When you start a business in The Netherlands, it’s likely that you are planning to make a profit. Once that happens, you are able to pay out dividends to yourself, being one of the shareholders of the Dutch company.
When you are also acting as director of the Dutch company, you must also consider to pay yourself a salary. In this article we will discuss the advantages, and legal requirements, of being employed by your own Dutch business.
Why would you payroll yourself as director-shareholder?
Most entrepreneurs understand the concept of dividends. And because dividends are typically taxed at a fixed rate, most entrepreneurs understand the mechanics of the dividend tax as well. If the (withholding) tax on dividends is 15%, you simply need to consider a tax of 15% on your paid out dividends. Side from the simplicity of the tax, the dividend tax is also considered relatively low.
This is also the reason why most entrepreneurs prefer to avoid salaries (and it’s high income taxes), and focus on withdrawing capital from the company in the form of dividends.
However, the Dutch tax regulator anticipated on this preference of company owners, and they implemented the so-called director-shareholders salary, which is applicable to Dutch businesses (in particular, to it’s director-shareholders, owning more than 5% of the company while acting as a director).
So the answer to the question mentioned above is: because the Dutch (tax) law says so!
But there are advantages as well, of being on the payroll of your Dutch company:
In case you wish to open (or maintain!) a Dutch corporate bank account for your business in The Netherlands, it can be important that an employee if on the payroll of the company.

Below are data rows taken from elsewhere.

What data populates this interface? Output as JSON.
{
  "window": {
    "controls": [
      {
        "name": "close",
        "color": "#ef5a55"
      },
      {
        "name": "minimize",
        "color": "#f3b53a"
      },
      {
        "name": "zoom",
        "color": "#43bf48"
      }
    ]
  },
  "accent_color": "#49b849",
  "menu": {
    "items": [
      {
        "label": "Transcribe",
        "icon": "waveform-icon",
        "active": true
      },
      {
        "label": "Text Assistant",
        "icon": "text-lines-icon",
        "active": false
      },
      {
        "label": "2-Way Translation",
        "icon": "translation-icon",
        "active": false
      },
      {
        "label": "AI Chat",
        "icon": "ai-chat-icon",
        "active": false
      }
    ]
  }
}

In a similar manner, the Dutch bank’s desire for ‘substance’ among it’s account holders, is shared by Tax & Custom Administrations. Especially if you plan to apply a double tax treaty (for example to reduce withholding taxes), or if you want to ensure that your Dutch profits are only taxes in the Netherlands, it would be advised to spend extra attention to creating more substance in the Netherlands. Appointing a Dutch staff member, such as a director, can be great measure. If necessary, INCO can even assist you (or your staff member) to obtain residency in The Netherlands.
Can you avoid any payrolling requirements in The Netherlands for the director-shareholder?
Yes, you can avoid this requirement. A simple solution might be, not to act as director or shareholder. But if you are a sole shareholder/director, this is obviously not a solution.
An exception to the minimum salary requirement is given to a start-up companies that do not have sufficient liquidity. For such a start-up it is possible to pay a lower salary, but only for the first 3 years of the company. After the first 3 years the company will have to pay the required minimum salary.
But even for companies that are not considered a ‘startup’, but indeed are operational and even profitable, the minimum salary requirement can be avoided. See our article on this subject.
As long as your Dutch company does not pay out (substantial) dividends, or (high) salaries to other Dutch staff members, we can discuss the options to avoid the salary requirement as stated by Dutch tax law.
If you decide to payroll staff, or yourself as director, in your Dutch company, INCO can assist you. We will register your company as Dutch Employer, and can arrange the payrolling requirements. Read more about paying taxes and social contributions in The Netherlands.
Contact our team to discuss more details!